Arthur Christmas is a charming animated film that is sure to keep kids and adults equally entertained. Done by the Aardman’s who brought us the beloved Wallace & Gromit and Chicken Run, it brings some delightful wit to the genre of holiday family films. First asking the complicated question of how does Santa deliver two billion presents in one night we are taken through a Mission Impossible like recon mission of how it’s all done on Christmas night. With the “sledge” bigger than the Starship Enterprise presents are dropped off in an operation that resembles war tactics. At the center of the operations is Steve (Hugh Laurie), Santa’s oldest son, who plays as the director behind the scenes on the ship with thousands of elves at his side.

In the tradition of holiday’s misfits like Rudolph the Red Nose Reindeer we are introduced to Arthur Clause. Arthur (James McAvoy) is the youngest son of Santa, and sibling of Steve Clause. Accident prone, but always with his heart in the right place, he is in charge of letters. We come to see quickly that Arthur is filled with more of the Christmas spirit than his brother, who is too wrapped up in the mechanics of getting presents under the tree.

When a single present is left behind just hours before Christmas morning Steve shrugs it off as a margin of error, while the beat Santa (Jim Broadbent) heads off to bed to sleep aside Mrs. Clause (Imelda Staunton). It’s up to Arthur to save the magic of Christmas for this child located in a small English village. Hitching up the old sledge with the help of the spitfire Grandsanta (Bill Nighty), and a stole away elf named Briony, Arthur tries to get the presents under the tree before dawn. Of course navigations don’t go smoothly, and they get lost along with way in pursuit of their destination.

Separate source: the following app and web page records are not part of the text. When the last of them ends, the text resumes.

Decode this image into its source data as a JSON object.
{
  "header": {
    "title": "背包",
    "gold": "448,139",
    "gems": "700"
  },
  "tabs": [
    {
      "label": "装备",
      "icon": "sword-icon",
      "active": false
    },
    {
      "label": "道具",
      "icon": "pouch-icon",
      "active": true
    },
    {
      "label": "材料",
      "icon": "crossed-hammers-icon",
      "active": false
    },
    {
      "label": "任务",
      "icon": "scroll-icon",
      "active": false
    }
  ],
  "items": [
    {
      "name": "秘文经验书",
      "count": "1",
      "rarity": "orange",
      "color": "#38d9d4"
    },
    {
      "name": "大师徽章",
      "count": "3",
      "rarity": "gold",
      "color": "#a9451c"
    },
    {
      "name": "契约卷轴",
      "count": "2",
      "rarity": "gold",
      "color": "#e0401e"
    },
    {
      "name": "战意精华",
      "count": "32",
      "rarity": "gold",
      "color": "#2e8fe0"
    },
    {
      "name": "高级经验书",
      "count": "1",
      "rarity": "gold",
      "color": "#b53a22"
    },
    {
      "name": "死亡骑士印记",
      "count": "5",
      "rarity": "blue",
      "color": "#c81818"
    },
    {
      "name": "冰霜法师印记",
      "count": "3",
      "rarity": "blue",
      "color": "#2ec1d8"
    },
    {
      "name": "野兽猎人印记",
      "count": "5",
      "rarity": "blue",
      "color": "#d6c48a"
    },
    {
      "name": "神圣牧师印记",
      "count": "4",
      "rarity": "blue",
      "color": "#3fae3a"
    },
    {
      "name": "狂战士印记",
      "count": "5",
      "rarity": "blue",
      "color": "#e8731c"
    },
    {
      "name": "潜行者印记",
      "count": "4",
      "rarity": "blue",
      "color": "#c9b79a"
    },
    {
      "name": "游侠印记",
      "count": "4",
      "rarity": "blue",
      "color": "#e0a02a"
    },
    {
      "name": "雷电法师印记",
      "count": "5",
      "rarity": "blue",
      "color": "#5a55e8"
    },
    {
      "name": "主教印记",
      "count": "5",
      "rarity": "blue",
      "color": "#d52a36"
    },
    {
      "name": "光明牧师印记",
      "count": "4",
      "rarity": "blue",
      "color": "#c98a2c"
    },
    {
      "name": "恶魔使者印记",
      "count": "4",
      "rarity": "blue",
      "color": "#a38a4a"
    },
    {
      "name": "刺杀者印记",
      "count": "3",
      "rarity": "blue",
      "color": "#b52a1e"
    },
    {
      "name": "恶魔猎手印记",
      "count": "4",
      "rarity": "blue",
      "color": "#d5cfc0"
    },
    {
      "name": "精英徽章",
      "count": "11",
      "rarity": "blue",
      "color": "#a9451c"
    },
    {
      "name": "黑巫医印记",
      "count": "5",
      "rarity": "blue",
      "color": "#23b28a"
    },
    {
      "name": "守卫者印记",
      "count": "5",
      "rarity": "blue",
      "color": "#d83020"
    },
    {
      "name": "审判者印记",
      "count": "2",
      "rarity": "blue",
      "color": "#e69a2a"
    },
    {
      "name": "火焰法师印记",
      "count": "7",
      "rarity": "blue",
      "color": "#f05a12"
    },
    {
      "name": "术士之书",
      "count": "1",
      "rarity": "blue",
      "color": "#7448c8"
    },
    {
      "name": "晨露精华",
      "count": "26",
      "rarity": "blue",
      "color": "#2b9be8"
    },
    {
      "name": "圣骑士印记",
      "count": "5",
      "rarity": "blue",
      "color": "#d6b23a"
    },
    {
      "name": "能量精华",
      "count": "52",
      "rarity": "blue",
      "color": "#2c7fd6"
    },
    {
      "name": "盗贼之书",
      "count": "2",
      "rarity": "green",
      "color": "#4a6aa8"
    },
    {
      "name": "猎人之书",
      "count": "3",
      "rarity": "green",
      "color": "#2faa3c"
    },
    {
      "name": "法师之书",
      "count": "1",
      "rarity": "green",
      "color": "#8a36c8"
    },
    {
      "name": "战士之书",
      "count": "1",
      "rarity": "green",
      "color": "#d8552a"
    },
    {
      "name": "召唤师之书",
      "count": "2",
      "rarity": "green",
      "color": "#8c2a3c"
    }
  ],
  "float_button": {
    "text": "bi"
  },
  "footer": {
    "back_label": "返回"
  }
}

Sure it may sound like the standard holiday affair of the underdog saving the day, but it’s filled with clever twists and visual gags that are amusing throughout. It’s the sort of clean entertainment that isn’t squeamish to sit through, and is sure to get anybody in the Christmassy spirit. The character of Arthur is an endearing hero to watch, and is perfectly matched with the voice of McAvoy.  Grandsanta gets the most of the laughs, who is filled with countless back in my day like stories of hitching up the sledge and doing it the old school way.

The overlying theme of the story is how the old versus the new come together to save Christmas for one little girl. It’s the kind of holiday entertainment done right, and it will probably become a much loved classic in years to come. Out of all the animated features to come out this year I’d take this film over Rango, King Fu Panda 2, and Puss in Boots. This one feels more fresh, and spunky. Not very often are holiday animated films have a script as bright, and funny as this one. The animation also looks superb in 3D.